The AICPA has introduced three types of service organization control (SOC) reports to address controls at a service organization.

SOC 1 — This is very similar to the old SAS 70. It focuses on controls relevant to customers’ financial reporting processes. A SOC 1 engagement is generally used to provide assurances to customers and their auditors concerning their financial reporting processes.

SOC 2 and SOC 3 — These engagements are designed to focus on security, availability, processing integrity, confidentiality, or privacy principles at the service organization. These engagements allow service organizations to address certain compliance and operational risks that are often very important to customers.

In addition to SOC 1, 2 and 3, there are other AICPA attestation standards that allow auditors to perform engagements to report on a number of different subject matters.

Why do service organizations have these examinations performed?

Customers want to have confidence in the quality and reliability of activities being performed by their service providers. These engagements help service organizations build trust with customers related to their service delivery processes and controls. Some service organizations view these engagements as an opportunity to differentiate themselves from their competition, while others just see them as the cost of doing business.

How will the new standards impact service organizations?

Most importantly, service organizations now have the option to focus these engagements on areas of risk that may be important to their customers. Service organizations need to make sure they understand the needs of their customers and discuss the various options to arrive at the appropriate type of engagement.

The new standards also will place additional responsibilities on the service organization to ensure the comprehensiveness and accuracy of the information contained in the reports. Service organizations will now be responsible for providing a written assertion about the fairness of the presentation of the description of their system as well as the suitability of the design and operating effectiveness of their controls. SAS 70 allowed service organizations and auditors some flexibility regarding the scope of the engagement, which resulted in some engagements not fully addressing the customers’ needs.
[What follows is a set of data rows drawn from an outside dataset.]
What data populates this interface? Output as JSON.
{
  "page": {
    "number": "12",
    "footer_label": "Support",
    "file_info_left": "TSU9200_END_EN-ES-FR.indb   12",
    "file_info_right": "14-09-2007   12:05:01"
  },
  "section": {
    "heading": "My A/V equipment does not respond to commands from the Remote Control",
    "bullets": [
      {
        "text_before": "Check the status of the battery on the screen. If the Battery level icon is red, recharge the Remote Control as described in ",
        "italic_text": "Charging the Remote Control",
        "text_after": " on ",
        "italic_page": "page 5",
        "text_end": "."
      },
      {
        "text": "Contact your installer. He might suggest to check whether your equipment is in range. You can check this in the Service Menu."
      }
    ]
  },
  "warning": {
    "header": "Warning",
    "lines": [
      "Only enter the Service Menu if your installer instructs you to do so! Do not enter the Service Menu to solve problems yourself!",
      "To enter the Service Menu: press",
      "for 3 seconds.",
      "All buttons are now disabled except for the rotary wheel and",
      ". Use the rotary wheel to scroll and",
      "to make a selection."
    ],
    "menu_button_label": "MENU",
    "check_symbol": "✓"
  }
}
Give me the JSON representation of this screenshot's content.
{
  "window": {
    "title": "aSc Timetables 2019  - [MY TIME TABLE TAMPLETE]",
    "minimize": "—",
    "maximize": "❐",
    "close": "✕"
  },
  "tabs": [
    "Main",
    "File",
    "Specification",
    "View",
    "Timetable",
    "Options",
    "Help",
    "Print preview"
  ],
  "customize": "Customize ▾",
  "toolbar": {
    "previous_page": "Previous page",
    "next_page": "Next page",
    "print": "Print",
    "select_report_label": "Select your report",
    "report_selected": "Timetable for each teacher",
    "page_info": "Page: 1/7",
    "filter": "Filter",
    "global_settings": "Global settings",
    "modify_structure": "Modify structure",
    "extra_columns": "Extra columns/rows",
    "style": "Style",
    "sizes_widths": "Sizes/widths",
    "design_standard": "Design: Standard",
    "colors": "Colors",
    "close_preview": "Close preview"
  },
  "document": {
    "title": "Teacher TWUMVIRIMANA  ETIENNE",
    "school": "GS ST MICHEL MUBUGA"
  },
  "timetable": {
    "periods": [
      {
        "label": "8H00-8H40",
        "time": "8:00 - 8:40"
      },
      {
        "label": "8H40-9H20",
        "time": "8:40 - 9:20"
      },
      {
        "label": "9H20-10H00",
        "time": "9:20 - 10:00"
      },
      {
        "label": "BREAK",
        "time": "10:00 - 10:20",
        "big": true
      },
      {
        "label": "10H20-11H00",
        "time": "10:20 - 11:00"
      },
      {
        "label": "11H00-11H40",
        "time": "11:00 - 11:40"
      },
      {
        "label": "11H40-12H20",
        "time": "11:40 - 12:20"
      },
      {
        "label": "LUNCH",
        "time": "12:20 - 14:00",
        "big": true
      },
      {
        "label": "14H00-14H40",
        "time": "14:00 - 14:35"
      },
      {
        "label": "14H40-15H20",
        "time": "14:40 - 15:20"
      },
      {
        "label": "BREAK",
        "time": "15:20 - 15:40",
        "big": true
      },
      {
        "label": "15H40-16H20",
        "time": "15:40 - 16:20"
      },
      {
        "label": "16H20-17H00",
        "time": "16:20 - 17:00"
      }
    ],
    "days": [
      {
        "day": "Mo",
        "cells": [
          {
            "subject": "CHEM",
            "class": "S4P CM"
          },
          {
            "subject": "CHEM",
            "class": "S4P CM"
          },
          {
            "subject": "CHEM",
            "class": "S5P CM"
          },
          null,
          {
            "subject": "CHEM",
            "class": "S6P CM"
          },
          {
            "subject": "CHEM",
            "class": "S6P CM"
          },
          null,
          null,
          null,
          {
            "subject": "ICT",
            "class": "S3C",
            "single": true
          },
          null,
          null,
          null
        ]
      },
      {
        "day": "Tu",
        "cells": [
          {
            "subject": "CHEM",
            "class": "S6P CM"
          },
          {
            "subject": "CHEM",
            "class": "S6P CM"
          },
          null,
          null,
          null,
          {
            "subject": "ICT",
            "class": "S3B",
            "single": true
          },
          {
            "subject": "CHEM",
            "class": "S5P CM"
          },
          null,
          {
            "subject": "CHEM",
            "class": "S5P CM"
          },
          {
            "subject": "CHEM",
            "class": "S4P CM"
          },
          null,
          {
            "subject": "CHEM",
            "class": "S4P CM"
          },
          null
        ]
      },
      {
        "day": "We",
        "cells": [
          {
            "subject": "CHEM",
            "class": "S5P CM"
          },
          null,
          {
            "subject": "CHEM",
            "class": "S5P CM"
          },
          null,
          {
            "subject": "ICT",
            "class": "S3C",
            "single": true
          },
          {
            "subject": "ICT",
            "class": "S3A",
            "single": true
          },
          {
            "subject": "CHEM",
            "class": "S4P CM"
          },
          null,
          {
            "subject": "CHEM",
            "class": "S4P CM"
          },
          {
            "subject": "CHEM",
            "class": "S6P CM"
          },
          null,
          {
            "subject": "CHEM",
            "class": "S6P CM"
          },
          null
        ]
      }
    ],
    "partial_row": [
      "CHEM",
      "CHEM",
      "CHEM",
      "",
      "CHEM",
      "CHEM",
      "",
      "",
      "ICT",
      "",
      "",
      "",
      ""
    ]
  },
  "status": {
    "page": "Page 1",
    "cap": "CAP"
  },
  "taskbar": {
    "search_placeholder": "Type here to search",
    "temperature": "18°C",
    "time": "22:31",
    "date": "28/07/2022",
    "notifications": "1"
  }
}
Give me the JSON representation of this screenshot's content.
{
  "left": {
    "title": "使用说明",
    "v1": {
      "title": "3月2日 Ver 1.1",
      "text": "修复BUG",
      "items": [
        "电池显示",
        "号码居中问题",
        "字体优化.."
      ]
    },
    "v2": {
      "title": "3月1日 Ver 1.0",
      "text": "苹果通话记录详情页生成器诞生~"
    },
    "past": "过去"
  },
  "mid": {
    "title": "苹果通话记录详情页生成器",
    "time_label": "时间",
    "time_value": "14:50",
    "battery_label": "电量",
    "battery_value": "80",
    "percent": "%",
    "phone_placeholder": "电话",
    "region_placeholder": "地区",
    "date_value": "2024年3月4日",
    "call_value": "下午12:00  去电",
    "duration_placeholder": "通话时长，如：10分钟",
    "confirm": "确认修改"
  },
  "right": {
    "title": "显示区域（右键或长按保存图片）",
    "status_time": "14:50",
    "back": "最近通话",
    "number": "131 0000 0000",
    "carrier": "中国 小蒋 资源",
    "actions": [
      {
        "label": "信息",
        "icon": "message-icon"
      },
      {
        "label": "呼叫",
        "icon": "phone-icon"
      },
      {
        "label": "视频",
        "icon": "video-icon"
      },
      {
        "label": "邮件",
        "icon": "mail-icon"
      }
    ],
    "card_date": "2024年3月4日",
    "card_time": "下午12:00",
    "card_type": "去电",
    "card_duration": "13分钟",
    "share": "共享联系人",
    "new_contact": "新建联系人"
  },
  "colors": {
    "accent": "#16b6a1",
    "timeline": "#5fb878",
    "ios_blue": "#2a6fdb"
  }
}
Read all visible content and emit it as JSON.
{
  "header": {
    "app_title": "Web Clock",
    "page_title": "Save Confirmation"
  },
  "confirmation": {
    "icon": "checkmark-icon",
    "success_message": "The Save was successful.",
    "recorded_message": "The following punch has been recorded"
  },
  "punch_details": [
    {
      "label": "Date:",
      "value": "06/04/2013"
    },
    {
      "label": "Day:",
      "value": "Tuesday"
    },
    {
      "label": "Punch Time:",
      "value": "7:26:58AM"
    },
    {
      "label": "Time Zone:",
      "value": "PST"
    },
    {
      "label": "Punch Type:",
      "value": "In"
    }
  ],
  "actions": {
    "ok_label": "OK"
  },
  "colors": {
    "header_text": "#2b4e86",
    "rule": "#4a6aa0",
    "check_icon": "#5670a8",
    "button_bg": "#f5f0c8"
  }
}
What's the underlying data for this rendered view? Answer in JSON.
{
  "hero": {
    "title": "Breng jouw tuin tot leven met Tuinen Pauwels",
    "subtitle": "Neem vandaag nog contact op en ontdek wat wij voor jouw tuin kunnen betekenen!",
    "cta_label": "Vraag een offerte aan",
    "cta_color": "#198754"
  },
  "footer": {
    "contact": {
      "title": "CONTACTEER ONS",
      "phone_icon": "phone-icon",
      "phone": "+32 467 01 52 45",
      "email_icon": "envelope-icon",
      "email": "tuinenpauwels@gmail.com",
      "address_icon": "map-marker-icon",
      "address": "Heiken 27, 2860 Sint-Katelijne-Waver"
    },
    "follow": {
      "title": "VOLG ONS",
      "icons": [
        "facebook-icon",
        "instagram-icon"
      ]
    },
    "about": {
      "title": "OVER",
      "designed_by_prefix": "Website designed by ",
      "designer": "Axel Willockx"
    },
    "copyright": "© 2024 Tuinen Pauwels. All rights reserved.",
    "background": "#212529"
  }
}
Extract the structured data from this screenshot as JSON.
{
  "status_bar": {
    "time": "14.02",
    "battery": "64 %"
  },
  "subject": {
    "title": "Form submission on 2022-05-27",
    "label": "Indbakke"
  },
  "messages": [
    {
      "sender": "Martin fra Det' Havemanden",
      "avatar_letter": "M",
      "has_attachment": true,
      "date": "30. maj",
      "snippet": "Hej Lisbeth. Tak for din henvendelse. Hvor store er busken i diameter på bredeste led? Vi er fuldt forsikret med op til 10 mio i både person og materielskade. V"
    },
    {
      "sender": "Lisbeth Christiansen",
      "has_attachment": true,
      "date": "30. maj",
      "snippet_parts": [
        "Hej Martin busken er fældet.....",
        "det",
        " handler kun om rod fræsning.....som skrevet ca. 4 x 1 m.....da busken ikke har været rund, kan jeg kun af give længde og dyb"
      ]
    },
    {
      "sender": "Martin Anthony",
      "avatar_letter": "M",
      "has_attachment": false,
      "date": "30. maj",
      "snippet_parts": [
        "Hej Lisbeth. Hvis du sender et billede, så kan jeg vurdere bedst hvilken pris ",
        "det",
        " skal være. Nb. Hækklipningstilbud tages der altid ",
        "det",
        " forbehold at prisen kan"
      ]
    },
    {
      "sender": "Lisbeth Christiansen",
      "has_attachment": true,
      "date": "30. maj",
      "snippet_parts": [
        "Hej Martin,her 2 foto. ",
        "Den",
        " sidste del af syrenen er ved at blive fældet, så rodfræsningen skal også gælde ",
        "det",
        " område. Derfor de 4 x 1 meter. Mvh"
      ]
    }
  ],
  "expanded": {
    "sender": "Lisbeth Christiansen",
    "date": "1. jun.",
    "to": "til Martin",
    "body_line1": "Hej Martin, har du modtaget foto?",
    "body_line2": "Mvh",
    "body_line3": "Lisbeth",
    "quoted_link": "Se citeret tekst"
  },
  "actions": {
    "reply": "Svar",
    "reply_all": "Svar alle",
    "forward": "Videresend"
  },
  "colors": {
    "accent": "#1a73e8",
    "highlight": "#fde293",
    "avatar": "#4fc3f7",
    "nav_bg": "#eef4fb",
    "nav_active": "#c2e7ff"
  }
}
The new standards should help to improve the quality of these reports.

One other important aspect of the change is that SSAE 16 is based on international standards. This increases service organizations’ ability to utilize these reports on an international basis.

Does this address a service organization’s security and privacy practices?

Some organizations have incorrectly used a SAS 70 to give assurances to customers regarding their security and privacy practices. While a SAS 70 often included testing of security controls specified by the service organization, it generally did not evaluate security and privacy practices against a comprehensive and objective standard. SSAE 16 allows a service organization to do so. SOC 2 and SOC 3 engagements focus on controls addressing security, availability, processing integrity, confidentiality and the privacy of its systems and information.

How do these changes impact customers of service organizations?

These companies need to be aware of the changes and which reports best serve their needs.  Companies need to understand what is being outsourced and what important risks and responsibilities are being addressed by the service provider. This will help guide what types of assurances your company requires and the reports that address those needs.

What should a service organization be doing now to prepare for the transition to SSAE 16?

Evaluate whether you have the appropriate system of internal controls, policies and procedures. People are sensitive about the impact of data breaches and the security of information, and it’s important to be able to assure clients that you are managing data with the highest integrity. The new standards impose some additional responsibilities upon the auditor and organization. While the impact will vary for each organization, service organizations should establish a defined transition approach to reduce the potential for surprises.

Tony Munns is the leader of the IT advisory team at Brown Smith Wallace LLC, St. Louis, Mo. Reach him at (314) 983-1297 or amunns@bswllc.com.

Published in St. Louis